In 1609 Galileo began using a new kind of instrument that magnified distant
objects: a telescope. When he trained it on the heavens, he saw countless stars
and other faint objects never before seen. Suddenly, the Universe was no longer
limited to what the naked eye could see. As telescopes improved, astronomers
continued to push back the boundaries of the known Universe, peering ever deeper
into the surrounding sea of stars known as the Milky Way.
By the late 1800s, photography was changing the way astronomers studied the
Universe. The telescope had become a high-powered camera that recorded images
of objects on photographic plates. These images were more accurate than hand
drawings and revealed objects and details far too faint for the eye to detect.
Astronomers would soon discover that the Milky Way was only one of countless
galaxies, each one a vast swirl of stars.
While astronomers were starting to use photography to capture light from celestial
objects, they were also learning how to analyze light itself. They found that
an object's spectrum, the rainbow of colors that forms when light passes through
a prism, could tell them what the object was made of and how it moved. By the
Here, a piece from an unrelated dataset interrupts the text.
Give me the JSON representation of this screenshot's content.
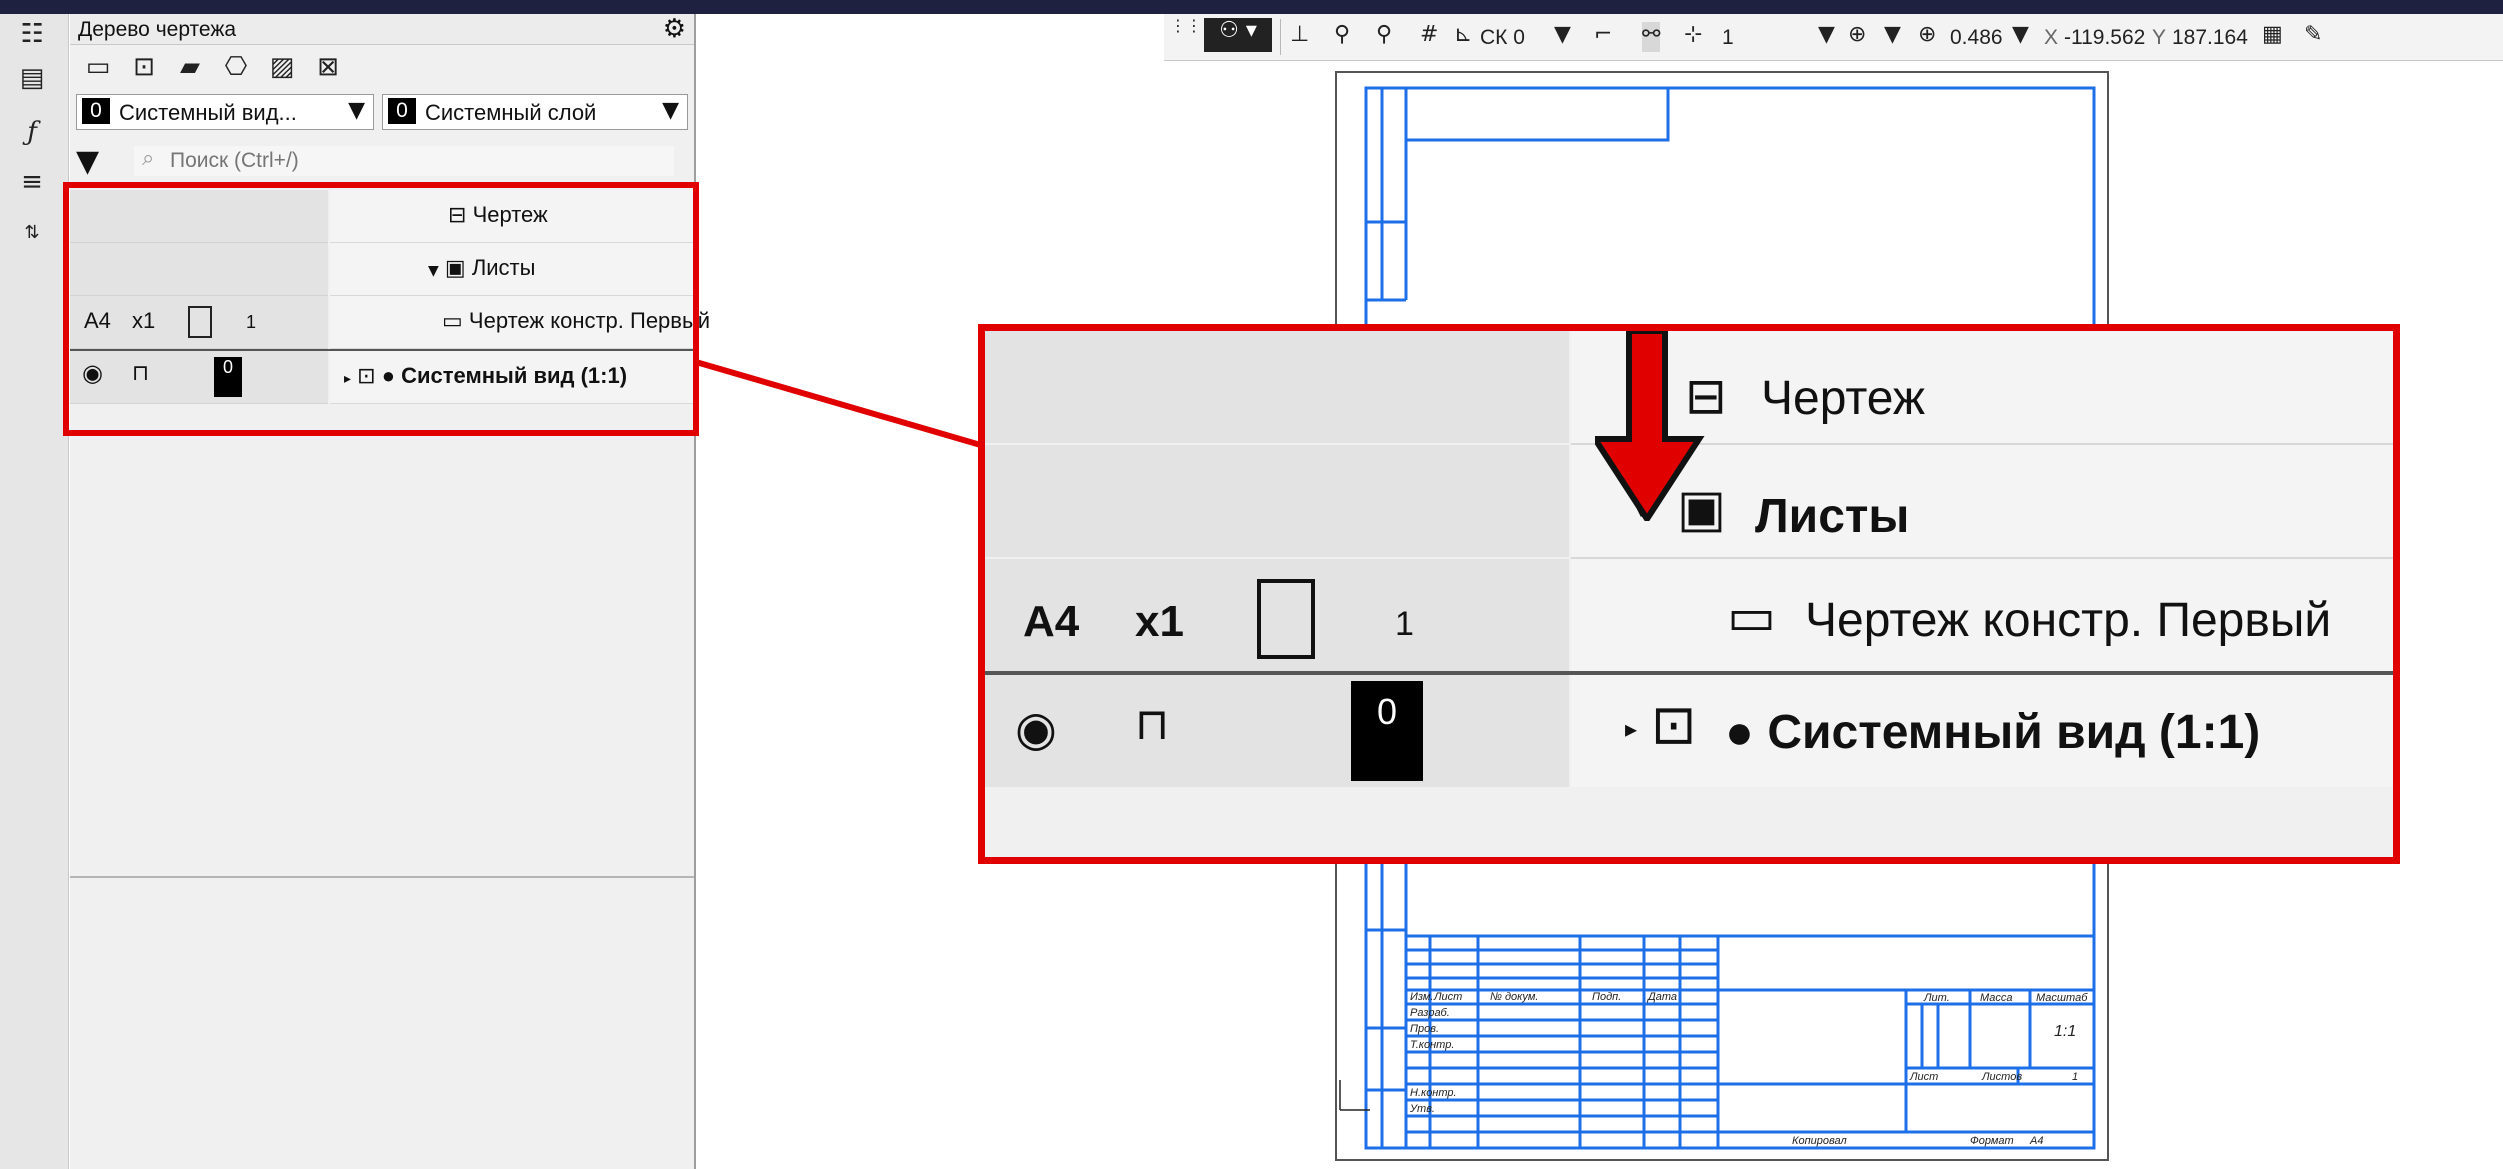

late 1920s the use of spectroscopy, creating and studying spectra, produced
an amazing discovery: the Universe of galaxies was expanding.